If the correct number of minimum weekly work search efforts for [County 1] during the qualifying period for the first quarter was in fact three, sending a DWC-52 application to the claimant stating the number of minimum weekly work search efforts for [County 1] was five would require the claimant to make more search efforts than required by Rule 130.102(f) and TWC.
Under the circumstances of this case, we hold that the chart submitted in the claimant’s appeal constitutes evidence which may indicate the hearing officer erred in considering that the minimum weekly work search effort for [County 1] was five. The hearing officer’s decision and order are reversed and the case is remanded for the hearing officer to take evidence (or obtain a stipulation) on the minimum number of work search efforts required for [County 1] during the first quarter qualifying period. The hearing officer is then to make a determination whether the claimant is entitled to SIBs for the first quarter.
Pending resolution of the remand, a final decision has not been made in this case. However, since reversal and remand necessitate the issuance of a new decision and order by the hearing officer, a party who wishes to appeal from such new decision must file a request for review not later than 15 days after the date on which such new decision is received from the Division, pursuant to Section 410.202 which was amended June 17, 2001, to exclude Saturdays and Sundays and holidays listed in Section 662.003 of the Texas Government Code in the computation of the 15-day appeal and response periods. See APD 060721, decided June 12, 2006.
The true corporate name of the insurance carrier is SERVICE LLOYD’S INSURANCE COMPANY and the name and address of its registered agent for service of process is
JOSEPH KELLY-GRAY, PRESIDENT
6907 CAPITOL OF TEXAS HIGHWAY NORTH
AUSTIN, TEXAS 78755.
Thomas A. Knapp
Cynthia A. Brown
Margaret L. Turner
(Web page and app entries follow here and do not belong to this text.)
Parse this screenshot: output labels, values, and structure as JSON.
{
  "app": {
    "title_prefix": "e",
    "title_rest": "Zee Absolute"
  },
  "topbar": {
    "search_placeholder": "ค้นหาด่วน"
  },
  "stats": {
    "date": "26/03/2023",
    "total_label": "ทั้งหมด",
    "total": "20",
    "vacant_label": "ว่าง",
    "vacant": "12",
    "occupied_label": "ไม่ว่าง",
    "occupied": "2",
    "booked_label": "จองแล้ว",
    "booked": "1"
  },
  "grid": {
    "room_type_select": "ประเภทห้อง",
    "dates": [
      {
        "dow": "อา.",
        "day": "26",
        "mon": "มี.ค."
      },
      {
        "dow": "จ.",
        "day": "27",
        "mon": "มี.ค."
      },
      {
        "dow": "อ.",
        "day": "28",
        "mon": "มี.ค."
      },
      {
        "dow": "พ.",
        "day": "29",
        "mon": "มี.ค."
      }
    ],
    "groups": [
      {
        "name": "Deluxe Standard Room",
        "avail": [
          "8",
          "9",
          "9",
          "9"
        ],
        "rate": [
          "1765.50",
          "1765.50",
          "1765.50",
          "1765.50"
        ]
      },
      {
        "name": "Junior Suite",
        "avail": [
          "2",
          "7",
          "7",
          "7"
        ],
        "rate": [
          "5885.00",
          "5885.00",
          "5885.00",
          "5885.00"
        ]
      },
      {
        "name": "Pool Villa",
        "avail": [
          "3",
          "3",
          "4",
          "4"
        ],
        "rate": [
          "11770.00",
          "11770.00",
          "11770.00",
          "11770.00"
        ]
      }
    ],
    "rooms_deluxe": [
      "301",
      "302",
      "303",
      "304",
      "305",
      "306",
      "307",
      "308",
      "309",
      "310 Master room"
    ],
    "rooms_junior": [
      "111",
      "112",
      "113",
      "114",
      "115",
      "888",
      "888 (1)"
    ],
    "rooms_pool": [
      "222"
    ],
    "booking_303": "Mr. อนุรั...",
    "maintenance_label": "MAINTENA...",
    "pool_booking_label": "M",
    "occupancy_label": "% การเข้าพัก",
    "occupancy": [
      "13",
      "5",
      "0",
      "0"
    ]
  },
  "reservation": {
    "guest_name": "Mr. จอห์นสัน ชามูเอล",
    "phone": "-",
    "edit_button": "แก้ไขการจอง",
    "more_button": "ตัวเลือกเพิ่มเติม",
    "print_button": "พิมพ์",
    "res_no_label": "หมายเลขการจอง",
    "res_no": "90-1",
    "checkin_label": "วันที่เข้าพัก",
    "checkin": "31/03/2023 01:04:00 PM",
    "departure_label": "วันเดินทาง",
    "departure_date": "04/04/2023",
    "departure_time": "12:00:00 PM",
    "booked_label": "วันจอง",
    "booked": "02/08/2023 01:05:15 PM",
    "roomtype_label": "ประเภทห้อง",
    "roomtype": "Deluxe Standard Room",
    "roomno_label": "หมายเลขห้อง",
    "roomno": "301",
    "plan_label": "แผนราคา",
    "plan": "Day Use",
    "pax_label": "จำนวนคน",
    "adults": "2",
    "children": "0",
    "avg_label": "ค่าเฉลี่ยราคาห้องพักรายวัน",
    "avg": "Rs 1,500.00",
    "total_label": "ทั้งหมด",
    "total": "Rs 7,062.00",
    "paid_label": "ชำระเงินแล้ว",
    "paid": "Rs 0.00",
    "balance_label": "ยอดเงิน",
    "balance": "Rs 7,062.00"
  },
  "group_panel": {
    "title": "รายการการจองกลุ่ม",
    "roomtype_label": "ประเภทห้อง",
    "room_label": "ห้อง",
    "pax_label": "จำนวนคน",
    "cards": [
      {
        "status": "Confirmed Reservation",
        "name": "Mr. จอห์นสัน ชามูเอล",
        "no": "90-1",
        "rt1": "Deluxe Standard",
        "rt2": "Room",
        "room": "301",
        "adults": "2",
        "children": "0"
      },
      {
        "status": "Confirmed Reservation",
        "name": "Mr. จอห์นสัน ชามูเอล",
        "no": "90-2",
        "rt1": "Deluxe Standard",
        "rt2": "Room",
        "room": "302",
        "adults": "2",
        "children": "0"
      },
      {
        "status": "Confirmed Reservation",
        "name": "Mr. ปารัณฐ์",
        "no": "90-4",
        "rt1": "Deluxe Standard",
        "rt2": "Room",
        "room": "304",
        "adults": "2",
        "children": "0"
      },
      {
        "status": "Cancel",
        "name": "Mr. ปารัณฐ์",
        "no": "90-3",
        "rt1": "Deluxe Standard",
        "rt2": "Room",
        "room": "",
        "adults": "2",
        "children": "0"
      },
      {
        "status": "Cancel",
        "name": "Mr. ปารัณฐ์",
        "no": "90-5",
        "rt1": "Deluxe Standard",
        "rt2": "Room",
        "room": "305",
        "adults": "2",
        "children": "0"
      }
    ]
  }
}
We note in the decision, the hearing officer failed to include that the parties stipulated that [Employer], the employer, had workers’ compensation insurance with Service Lloyd’s Insurance Company. Further, the hearing officer incorrectly noted in his decision that there was no witness for the claimant. The record reflects that the claimant testified at the CCH.